SANTA CLARA, Calif. — The U.S. housing market continued to near record levels in October, thwarting the usual fall slowdown. For the first time since 2011, homes sold faster in October than September and prices remained at their summer peak of $350,000, according to realtor.com’s Monthly Housing Trends Report. However, October also saw an improvement in declines of newly listed homes which could signal some relief on the horizon for weary buyers.
“In the fall, we normally see homes sell more slowly and prices pull back from peak levels. But this October, we saw a drop in the time it takes to sell a home even while home prices remain at their summer peak” said Danielle Hale, chief economist for realtor.com®. “Drawn in by low mortgage rates and the hope of more space, buyers have stayed in the housing market this fall, keeping prices high and pushing time on market to unseasonable lows. Although we saw growth in newly listed properties in the Northeast and West this month, we’ll need a consistent wave of fresh homes hitting the market in order to better match persistent buyer demand.”
Home sales speed up in October compared to September
- Homes sold in 53 days in October, 13 days faster than last year and one day faster than September.
- This is the first time the pace of sales has sped up from September to October since 2011, signaling buyers continued to face tough competition in this anything but normal year.
- Within the nation’s 50 largest metros, homes sold even faster, spending only 45 days on market. Buffalo, N.Y. was the only metro to have homes sell slower than last year with an additional seven days on market. The metros where homes sold the fastest compared to last year included:
- Hartford, Conn. (-23 days);
- Virginia Beach, Va. (-22 days); and
- San Diego (-20 days).
Home prices remain fixed near summer’s peak and accelerate over September
- The median listing price grew 12.2% year-over-year, to $350,000 in October.
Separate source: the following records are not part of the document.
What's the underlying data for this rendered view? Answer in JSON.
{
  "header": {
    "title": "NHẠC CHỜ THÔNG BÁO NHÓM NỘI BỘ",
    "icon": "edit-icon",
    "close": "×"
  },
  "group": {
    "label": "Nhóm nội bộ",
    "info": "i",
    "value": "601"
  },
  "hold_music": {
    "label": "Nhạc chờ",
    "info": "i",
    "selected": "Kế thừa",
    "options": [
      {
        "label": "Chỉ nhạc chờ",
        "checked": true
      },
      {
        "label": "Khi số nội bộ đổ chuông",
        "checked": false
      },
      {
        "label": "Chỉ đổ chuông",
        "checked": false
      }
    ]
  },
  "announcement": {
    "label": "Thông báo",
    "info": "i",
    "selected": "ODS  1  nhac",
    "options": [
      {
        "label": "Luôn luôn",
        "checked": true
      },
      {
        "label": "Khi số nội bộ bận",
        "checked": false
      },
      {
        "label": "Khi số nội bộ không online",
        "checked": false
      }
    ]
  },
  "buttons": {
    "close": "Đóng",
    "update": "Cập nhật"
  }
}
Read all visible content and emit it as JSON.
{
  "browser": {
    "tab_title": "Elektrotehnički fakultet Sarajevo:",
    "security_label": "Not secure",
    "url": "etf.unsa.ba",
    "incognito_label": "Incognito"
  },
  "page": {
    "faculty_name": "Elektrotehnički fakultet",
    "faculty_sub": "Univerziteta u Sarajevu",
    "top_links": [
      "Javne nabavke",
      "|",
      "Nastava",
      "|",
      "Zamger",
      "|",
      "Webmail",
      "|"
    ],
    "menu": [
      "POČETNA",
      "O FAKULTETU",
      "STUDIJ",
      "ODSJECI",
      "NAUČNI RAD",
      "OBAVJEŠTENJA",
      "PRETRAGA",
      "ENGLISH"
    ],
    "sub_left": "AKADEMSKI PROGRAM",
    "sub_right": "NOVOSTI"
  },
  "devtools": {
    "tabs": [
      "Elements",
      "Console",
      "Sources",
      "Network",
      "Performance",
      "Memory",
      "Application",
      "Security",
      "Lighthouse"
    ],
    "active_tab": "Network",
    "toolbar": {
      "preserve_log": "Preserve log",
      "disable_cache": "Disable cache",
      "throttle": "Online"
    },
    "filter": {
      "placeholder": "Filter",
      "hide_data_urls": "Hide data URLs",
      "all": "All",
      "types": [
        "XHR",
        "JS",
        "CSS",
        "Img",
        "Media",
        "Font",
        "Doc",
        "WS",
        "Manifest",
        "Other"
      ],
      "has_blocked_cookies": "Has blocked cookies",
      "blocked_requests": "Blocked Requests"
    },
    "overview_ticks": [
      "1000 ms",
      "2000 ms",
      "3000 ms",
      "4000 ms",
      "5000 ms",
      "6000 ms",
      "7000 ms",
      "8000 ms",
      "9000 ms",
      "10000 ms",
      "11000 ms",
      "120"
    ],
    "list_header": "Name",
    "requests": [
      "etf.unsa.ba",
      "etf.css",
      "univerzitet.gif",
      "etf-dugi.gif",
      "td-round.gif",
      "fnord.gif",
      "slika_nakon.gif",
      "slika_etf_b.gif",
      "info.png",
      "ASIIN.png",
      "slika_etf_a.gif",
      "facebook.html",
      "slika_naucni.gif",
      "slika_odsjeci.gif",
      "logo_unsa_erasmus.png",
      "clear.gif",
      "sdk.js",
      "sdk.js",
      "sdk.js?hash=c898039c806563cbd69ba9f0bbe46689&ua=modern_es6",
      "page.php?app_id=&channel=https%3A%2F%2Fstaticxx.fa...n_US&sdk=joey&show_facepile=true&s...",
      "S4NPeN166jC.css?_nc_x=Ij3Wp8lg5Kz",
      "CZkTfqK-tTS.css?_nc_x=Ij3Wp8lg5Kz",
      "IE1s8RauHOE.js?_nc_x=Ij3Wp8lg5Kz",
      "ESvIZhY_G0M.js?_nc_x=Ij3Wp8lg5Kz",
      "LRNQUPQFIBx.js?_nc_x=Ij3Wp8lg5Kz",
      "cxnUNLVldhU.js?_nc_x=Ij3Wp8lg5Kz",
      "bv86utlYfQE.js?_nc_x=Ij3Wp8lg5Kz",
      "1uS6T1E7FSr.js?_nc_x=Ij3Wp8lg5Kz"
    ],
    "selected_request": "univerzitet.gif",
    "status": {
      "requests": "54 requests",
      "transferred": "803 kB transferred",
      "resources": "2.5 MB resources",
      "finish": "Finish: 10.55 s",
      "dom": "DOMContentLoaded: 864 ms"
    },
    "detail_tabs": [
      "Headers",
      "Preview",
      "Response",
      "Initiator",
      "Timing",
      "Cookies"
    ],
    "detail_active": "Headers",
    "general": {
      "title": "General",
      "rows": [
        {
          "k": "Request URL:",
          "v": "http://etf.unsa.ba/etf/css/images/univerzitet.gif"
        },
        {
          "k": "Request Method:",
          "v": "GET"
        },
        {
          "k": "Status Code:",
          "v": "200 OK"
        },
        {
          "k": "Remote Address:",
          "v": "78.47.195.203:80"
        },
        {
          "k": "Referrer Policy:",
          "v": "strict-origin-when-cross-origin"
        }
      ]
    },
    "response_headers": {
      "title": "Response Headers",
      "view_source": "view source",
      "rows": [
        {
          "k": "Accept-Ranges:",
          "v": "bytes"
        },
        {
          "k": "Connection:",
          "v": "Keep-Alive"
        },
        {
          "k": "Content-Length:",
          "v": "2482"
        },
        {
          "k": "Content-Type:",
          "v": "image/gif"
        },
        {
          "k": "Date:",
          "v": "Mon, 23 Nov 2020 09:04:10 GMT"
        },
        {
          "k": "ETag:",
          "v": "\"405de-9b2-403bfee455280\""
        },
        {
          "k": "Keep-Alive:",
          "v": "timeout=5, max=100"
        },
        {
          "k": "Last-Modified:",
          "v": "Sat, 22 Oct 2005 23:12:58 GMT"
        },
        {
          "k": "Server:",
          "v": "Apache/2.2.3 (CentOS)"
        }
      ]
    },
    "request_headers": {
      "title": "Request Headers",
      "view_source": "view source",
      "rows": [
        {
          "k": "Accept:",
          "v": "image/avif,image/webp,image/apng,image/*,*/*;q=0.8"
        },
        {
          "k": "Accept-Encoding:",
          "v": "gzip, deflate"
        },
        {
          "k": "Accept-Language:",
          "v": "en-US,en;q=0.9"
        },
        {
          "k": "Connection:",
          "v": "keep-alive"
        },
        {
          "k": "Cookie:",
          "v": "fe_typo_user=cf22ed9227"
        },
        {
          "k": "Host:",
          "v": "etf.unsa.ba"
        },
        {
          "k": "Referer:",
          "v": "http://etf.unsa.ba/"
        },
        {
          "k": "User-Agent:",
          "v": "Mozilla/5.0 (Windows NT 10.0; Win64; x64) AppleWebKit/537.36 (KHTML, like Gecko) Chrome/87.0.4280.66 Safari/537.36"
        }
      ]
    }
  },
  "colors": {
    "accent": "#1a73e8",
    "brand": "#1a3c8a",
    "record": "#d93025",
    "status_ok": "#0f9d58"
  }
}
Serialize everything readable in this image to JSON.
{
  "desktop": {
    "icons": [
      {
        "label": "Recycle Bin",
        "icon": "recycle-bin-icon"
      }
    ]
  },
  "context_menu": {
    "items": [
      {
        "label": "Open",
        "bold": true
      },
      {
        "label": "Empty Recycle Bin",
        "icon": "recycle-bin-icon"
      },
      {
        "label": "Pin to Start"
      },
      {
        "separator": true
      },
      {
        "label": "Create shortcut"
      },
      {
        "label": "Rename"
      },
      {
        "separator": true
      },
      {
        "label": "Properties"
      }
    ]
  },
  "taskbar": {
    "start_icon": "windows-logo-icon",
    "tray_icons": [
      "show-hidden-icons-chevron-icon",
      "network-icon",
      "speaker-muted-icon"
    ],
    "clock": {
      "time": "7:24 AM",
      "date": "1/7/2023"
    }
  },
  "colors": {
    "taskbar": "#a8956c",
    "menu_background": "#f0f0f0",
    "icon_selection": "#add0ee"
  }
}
This is an acceleration from September when prices grew by 11.1%.
- In a normal year, prices would have dropped 1-4% from summer’s price peak by October.
- While prices increased nationwide, the largest gains were seen in the Northeast (+11.4%), followed by the West (+10.1%), Midwest (+9%) and South (+7.3%).
- Within the nation’s 50 largest metros, prices increased by 8.9%, which is a slight slow down from September when prices grew 9.3% and could signal a shift in the market balance that may lead to further slowdowns in the pace of price growth.
- The metros which had the largest gains in prices included:
- Los Angeles (+16.9%),
- Philadelphia (+16.7%), and
- Cincinnati (16.3%).
A severe lack of homes for sale continued despite improvement in newly listed homes
- Nationally, the number of homes for sale was down 38.3%, amounting to roughly half a million fewer homes for sale than last year.
- Newly listed homes were down 7.7% compared to last year, but this is substantial improvement from September when new listings were down 13.8%. Western (+7.2%) and Northeastern markets (+4.1%) are seeing the strongest improvements with more new listings hitting the market, while the Midwest (-9.5%) and South (-13.8%) were still down compared to last year.
- Within the nation’s 50 largest metros, the number of homes for sale declined 38.6%. The metros with the largest declines in new listings compared to last year included:
- Nashville, Tenn. (-27.5%);
- Charlotte, N.C. (-22.9%); and
- Richmond, VA. (-21.8%).
- The metros which saw the most new listings hit the market included:
- San Jose, Calif. (+30.6%);
- New York (+28.2%); and
- San Francisco (+25.9%).